Why This Matters: ASC’s Cultural Leadership Training program develops emerging leaders into productive volunteers and board candidates for arts and culture organizations in Mecklenburg County.
By Bernie Petit
ASC Cultural Leadership Training program graduate Dylan Brown joined the board of directors of Charlotte Art League in 2017 at a pivotal moment.
“I was brought on in June, got married in July that year and when I came back from my honeymoon, I got the email saying (Charlotte Art League’s) lease is up,” he said.
Redevelopment forced the nonprofit art gallery and studio space to leave its home in Charlotte’s South End, where it had been for more than two decades. It settled into its new home in NoDa – as anchor tenant of the Station House mixed-use development on East Sugar Creek Road, along the Blue Line light rail extension – in October 2018.
The move allowed Brown, who works for Barringer Construction, to use his professional expertise to navigate the cultural organization through the transition by helping Charlotte Art League anticipate and minimize costs associated with the move.
“We were moving and had no experience in the commercial real estate world, how to up-fit a building or even what to look for while visiting potential new homes,” said Charlotte Art League Executive Director Cindy Connelly. “Because of his knowledge of building codes, actual hands-on construction and the patience of a saint, we accomplished as much as we have today.”
ASC’s Cultural Leadership Training (CLT) program, designed to develop emerging leaders into productive volunteers and board candidates for arts and culture organizations in Mecklenburg County, prepared Brown to assume a leadership position early in his board tenure.
“I don’t think you can ask for much better than what was provided in the CLT program,” Brown said. “I think people that go through the program come out with a new understanding of what it actually is like to be on a board and can understand clearly the reward and impact it can have on a community.
“You get a new vision of what the needs are out there.

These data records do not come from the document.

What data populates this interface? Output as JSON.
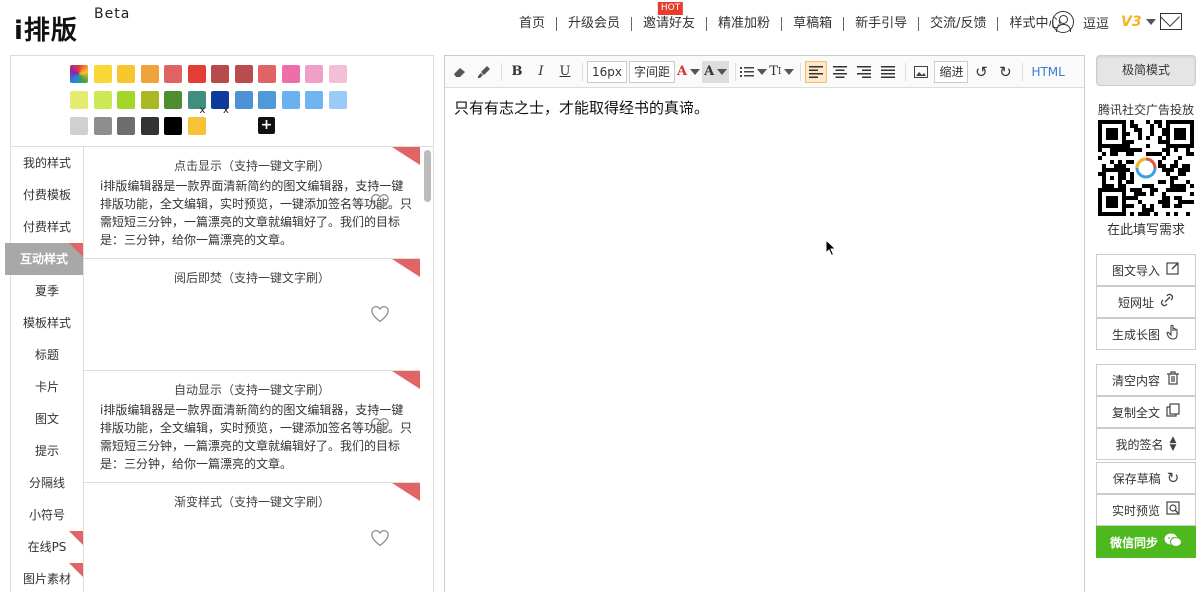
{
  "header": {
    "logo": "i排版",
    "beta": "Beta",
    "nav": [
      {
        "label": "首页"
      },
      {
        "label": "升级会员"
      },
      {
        "label": "邀请好友",
        "badge": "HOT"
      },
      {
        "label": "精准加粉"
      },
      {
        "label": "草稿箱"
      },
      {
        "label": "新手引导"
      },
      {
        "label": "交流/反馈"
      },
      {
        "label": "样式中心"
      }
    ],
    "user_name": "逗逗",
    "vip": "V3"
  },
  "palette": {
    "row1": [
      "#e53935",
      "#f9d835",
      "#f7c62f",
      "#f1a23a",
      "#e06363",
      "#e43d35",
      "#b74a4a",
      "#b94d4d",
      "#e06464",
      "#ee6ea9",
      "#f0a0c7",
      "#f3bfd6"
    ],
    "row2": [
      "#e5ea70",
      "#cce855",
      "#a3d626",
      "#a9b823",
      "#4e8e30",
      "#3e8f7d",
      "#0e3b9c",
      "#4d94d6",
      "#4f98d9",
      "#6ab2ef",
      "#6fb5f2",
      "#99cbf5"
    ],
    "row3": [
      "#d0d0d0",
      "#8e8e8e",
      "#6d6d6d",
      "#333333",
      "#000000",
      "#f7c236"
    ],
    "x_mark": "x",
    "plus": "+"
  },
  "categories": [
    "我的样式",
    "付费模板",
    "付费样式",
    "互动样式",
    "夏季",
    "模板样式",
    "标题",
    "卡片",
    "图文",
    "提示",
    "分隔线",
    "小符号",
    "在线PS",
    "图片素材"
  ],
  "styles": [
    {
      "title": "点击显示（支持一键文字刷）",
      "body": "i排版编辑器是一款界面清新简约的图文编辑器，支持一键排版功能，全文编辑，实时预览，一键添加签名等功能。只需短短三分钟，一篇漂亮的文章就编辑好了。我们的目标是：三分钟，给你一篇漂亮的文章。"
    },
    {
      "title": "阅后即焚（支持一键文字刷）",
      "body": ""
    },
    {
      "title": "自动显示（支持一键文字刷）",
      "body": "i排版编辑器是一款界面清新简约的图文编辑器，支持一键排版功能，全文编辑，实时预览，一键添加签名等功能。只需短短三分钟，一篇漂亮的文章就编辑好了。我们的目标是：三分钟，给你一篇漂亮的文章。"
    },
    {
      "title": "渐变样式（支持一键文字刷）",
      "body": ""
    }
  ],
  "toolbar": {
    "font_size": "16px",
    "letter_spacing": "字间距",
    "indent": "缩进",
    "html": "HTML"
  },
  "editor": {
    "content": "只有有志之士，才能取得经书的真谛。"
  },
  "right": {
    "mode": "极简模式",
    "ad_title": "腾讯社交广告投放",
    "ad_sub": "在此填写需求",
    "buttons": [
      {
        "label": "图文导入",
        "icon": "edit-icon"
      },
      {
        "label": "短网址",
        "icon": "link-icon"
      },
      {
        "label": "生成长图",
        "icon": "hand-icon"
      },
      {
        "label": "清空内容",
        "icon": "trash-icon"
      },
      {
        "label": "复制全文",
        "icon": "copy-icon"
      },
      {
        "label": "我的签名",
        "icon": "sort-icon"
      },
      {
        "label": "保存草稿",
        "icon": "refresh-icon"
      },
      {
        "label": "实时预览",
        "icon": "preview-icon"
      },
      {
        "label": "微信同步",
        "icon": "wechat-icon"
      }
    ]
  }
}
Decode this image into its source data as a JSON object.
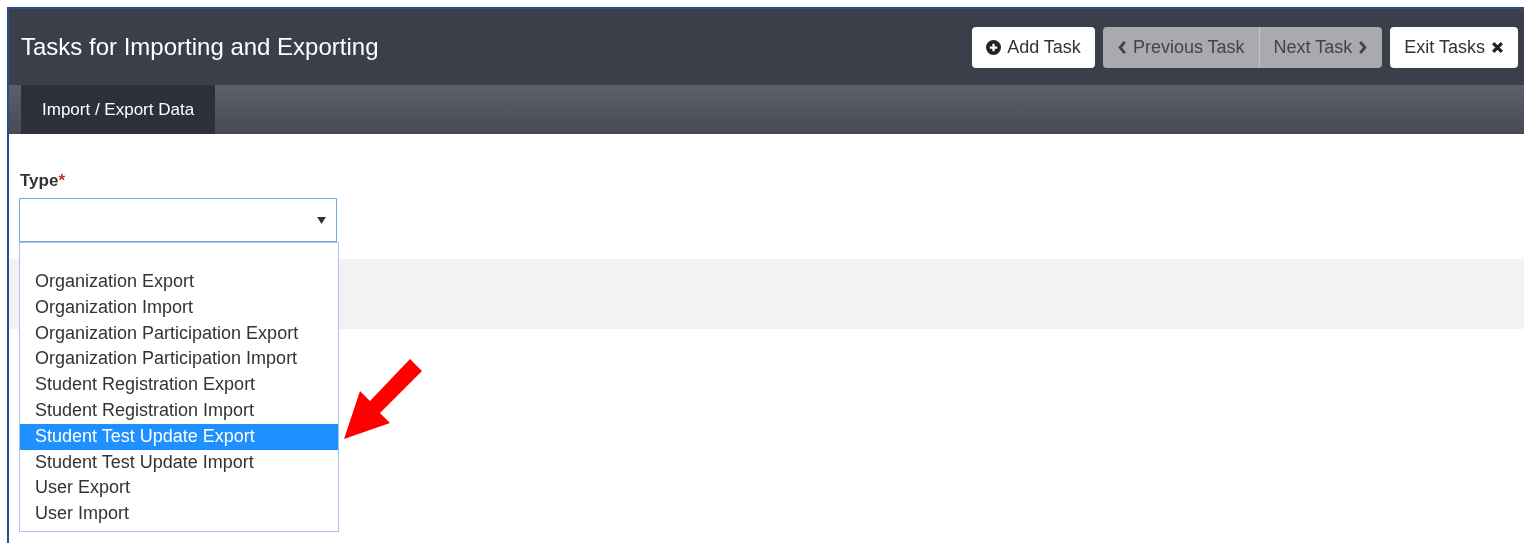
{
  "header": {
    "title": "Tasks for Importing and Exporting"
  },
  "buttons": [
    {
      "label": "Add Task",
      "kind": "add",
      "disabled": false
    },
    {
      "label": "Previous Task",
      "kind": "previous",
      "disabled": true
    },
    {
      "label": "Next Task",
      "kind": "next",
      "disabled": true
    },
    {
      "label": "Exit Tasks",
      "kind": "exit",
      "disabled": false
    }
  ],
  "tabs": [
    {
      "label": "Import / Export Data",
      "selected": true
    }
  ],
  "type_field": {
    "label": "Type",
    "required": true,
    "required_mark": "*",
    "expanded": true
  },
  "options": [
    {
      "label": "Organization Export",
      "selected": false
    },
    {
      "label": "Organization Import",
      "selected": false
    },
    {
      "label": "Organization Participation Export",
      "selected": false
    },
    {
      "label": "Organization Participation Import",
      "selected": false
    },
    {
      "label": "Student Registration Export",
      "selected": false
    },
    {
      "label": "Student Registration Import",
      "selected": false
    },
    {
      "label": "Student Test Update Export",
      "selected": true
    },
    {
      "label": "Student Test Update Import",
      "selected": false
    },
    {
      "label": "User Export",
      "selected": false
    },
    {
      "label": "User Import",
      "selected": false
    }
  ]
}
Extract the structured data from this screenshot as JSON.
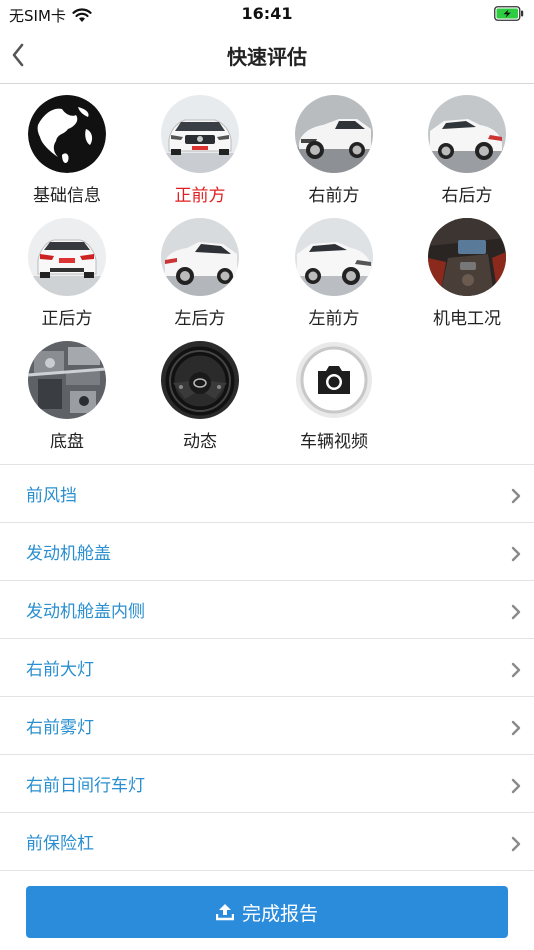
{
  "status_bar": {
    "carrier": "无SIM卡",
    "time": "16:41",
    "battery_color": "#2ecc40"
  },
  "nav": {
    "title": "快速评估",
    "back_icon": "chevron-left-icon"
  },
  "photo_items": [
    {
      "label": "基础信息",
      "icon": "globe-icon",
      "active": false
    },
    {
      "label": "正前方",
      "icon": "car-front-photo",
      "active": true
    },
    {
      "label": "右前方",
      "icon": "car-right-front-photo",
      "active": false
    },
    {
      "label": "右后方",
      "icon": "car-right-rear-photo",
      "active": false
    },
    {
      "label": "正后方",
      "icon": "car-rear-photo",
      "active": false
    },
    {
      "label": "左后方",
      "icon": "car-left-rear-photo",
      "active": false
    },
    {
      "label": "左前方",
      "icon": "car-left-front-photo",
      "active": false
    },
    {
      "label": "机电工况",
      "icon": "interior-photo",
      "active": false
    },
    {
      "label": "底盘",
      "icon": "chassis-photo",
      "active": false
    },
    {
      "label": "动态",
      "icon": "steering-wheel-photo",
      "active": false
    },
    {
      "label": "车辆视频",
      "icon": "camera-icon",
      "active": false
    }
  ],
  "inspection_items": [
    {
      "label": "前风挡"
    },
    {
      "label": "发动机舱盖"
    },
    {
      "label": "发动机舱盖内侧"
    },
    {
      "label": "右前大灯"
    },
    {
      "label": "右前雾灯"
    },
    {
      "label": "右前日间行车灯"
    },
    {
      "label": "前保险杠"
    }
  ],
  "footer": {
    "submit_label": "完成报告",
    "submit_icon": "upload-icon",
    "accent_color": "#2b8cdc"
  }
}
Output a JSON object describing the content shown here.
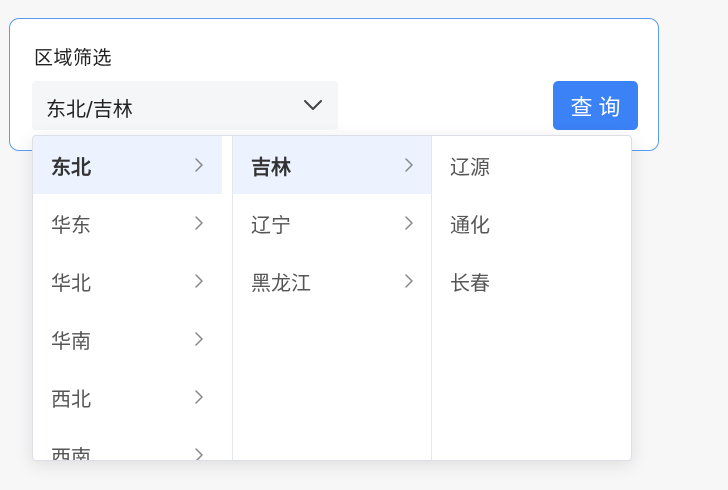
{
  "filter": {
    "title": "区域筛选",
    "selected_value": "东北/吉林",
    "query_button_label": "查询"
  },
  "cascader": {
    "regions": [
      {
        "label": "东北",
        "active": true
      },
      {
        "label": "华东",
        "active": false
      },
      {
        "label": "华北",
        "active": false
      },
      {
        "label": "华南",
        "active": false
      },
      {
        "label": "西北",
        "active": false
      },
      {
        "label": "西南",
        "active": false
      }
    ],
    "provinces": [
      {
        "label": "吉林",
        "active": true
      },
      {
        "label": "辽宁",
        "active": false
      },
      {
        "label": "黑龙江",
        "active": false
      }
    ],
    "cities": [
      {
        "label": "辽源"
      },
      {
        "label": "通化"
      },
      {
        "label": "长春"
      }
    ]
  },
  "colors": {
    "accent": "#3b82f6",
    "active_bg": "#ecf2fe",
    "card_border": "#5b9cf0"
  },
  "icons": {
    "select": "chevron-down-icon",
    "submenu": "chevron-right-icon"
  }
}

You can see the desperate need for really good volunteers and specifically really good board members to help grow the arts in the city.”
During the nine-month, hands-on training program, participants visit local arts, science and history organizations for a behind-the-scenes look at their operations and learn the financial and legal obligations of board membership, fundraising, advocacy and board and staff relations.
At the conclusion of the program, sponsored by Parker Poe Adams & Bernstein LLP, graduates are placed in board or leadership roles with local arts and culture organizations.
More than 400 CLT graduates have moved on to serve cultural organizations since the program was established in 2005.
“I feel the leadership program gives these potential leaders the tools they need to be valuable assets to any board lucky to have them,” Connelly said.
Brown said his company connected him to the program and sponsored his CLT fees.
“The mindset has always been if there is no community, there is no business, so the stronger our neighbors are, the stronger our friends and family are, the stronger our business will be,” he said. “That’s very deep-rooted in the culture of Barringer.”
Being on the board of a cultural nonprofit not only allows Brown to develop leadership skills that translate to any industry, but it’s helped him expand his network.
“My most rewarding feeling,” he said, “has been being able to make new friends with people that I never would have encountered otherwise.”
Be a Cultural Leader
The application process for ASC’s 2019-20 Cultural Leadership Training program class is now open. The submission deadline is Thursday, June 20, 2019 at noon. Learn more and apply.